§ WHAT IS BEING ASKED: Each entry below must be given again word for word, with no pictures.

(Data records for software interfaces)
⁂
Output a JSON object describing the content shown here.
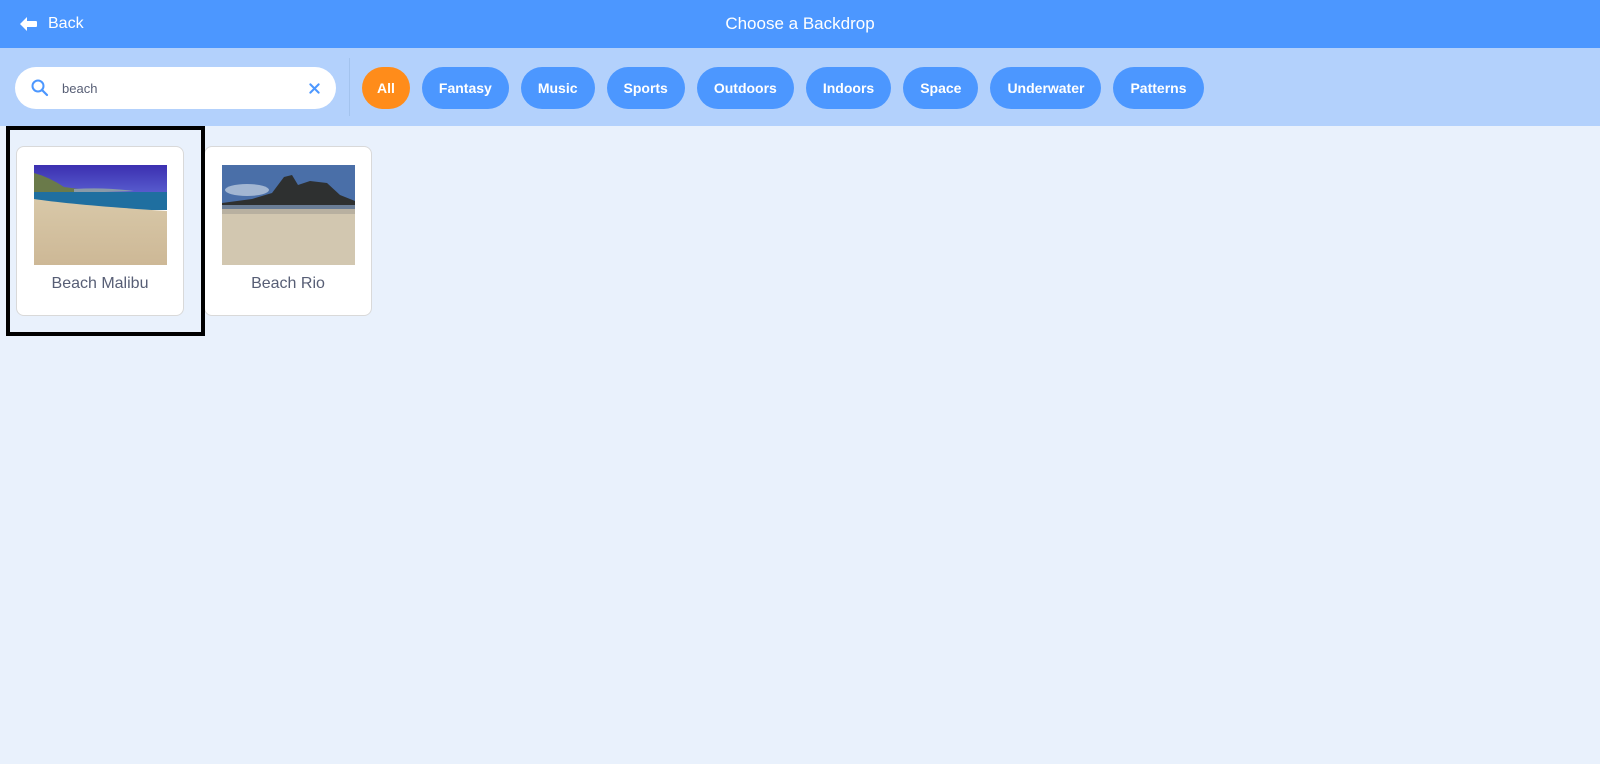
{
  "header": {
    "back_label": "Back",
    "back_icon": "arrow-left-icon",
    "title": "Choose a Backdrop"
  },
  "search": {
    "icon": "search-icon",
    "value": "beach",
    "placeholder": "Search",
    "clear_icon": "close-icon"
  },
  "tags": [
    {
      "label": "All",
      "active": true
    },
    {
      "label": "Fantasy",
      "active": false
    },
    {
      "label": "Music",
      "active": false
    },
    {
      "label": "Sports",
      "active": false
    },
    {
      "label": "Outdoors",
      "active": false
    },
    {
      "label": "Indoors",
      "active": false
    },
    {
      "label": "Space",
      "active": false
    },
    {
      "label": "Underwater",
      "active": false
    },
    {
      "label": "Patterns",
      "active": false
    }
  ],
  "backdrops": [
    {
      "name": "Beach Malibu",
      "selected": true
    },
    {
      "name": "Beach Rio",
      "selected": false
    }
  ],
  "colors": {
    "header_bg": "#4c97ff",
    "filterbar_bg": "#b3d1fc",
    "page_bg": "#e9f1fc",
    "tag_bg": "#4c97ff",
    "tag_active_bg": "#ff8c1a",
    "card_label": "#575e75"
  }
}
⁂
§ SOLUTION TO THIS TASK:
Output a JSON object describing the content shown here.
{
  "header": {
    "back_label": "Back",
    "back_icon": "arrow-left-icon",
    "title": "Choose a Backdrop"
  },
  "search": {
    "icon": "search-icon",
    "value": "beach",
    "placeholder": "Search",
    "clear_icon": "close-icon"
  },
  "tags": [
    {
      "label": "All",
      "active": true
    },
    {
      "label": "Fantasy",
      "active": false
    },
    {
      "label": "Music",
      "active": false
    },
    {
      "label": "Sports",
      "active": false
    },
    {
      "label": "Outdoors",
      "active": false
    },
    {
      "label": "Indoors",
      "active": false
    },
    {
      "label": "Space",
      "active": false
    },
    {
      "label": "Underwater",
      "active": false
    },
    {
      "label": "Patterns",
      "active": false
    }
  ],
  "backdrops": [
    {
      "name": "Beach Malibu",
      "selected": true
    },
    {
      "name": "Beach Rio",
      "selected": false
    }
  ],
  "colors": {
    "header_bg": "#4c97ff",
    "filterbar_bg": "#b3d1fc",
    "page_bg": "#e9f1fc",
    "tag_bg": "#4c97ff",
    "tag_active_bg": "#ff8c1a",
    "card_label": "#575e75"
  }
}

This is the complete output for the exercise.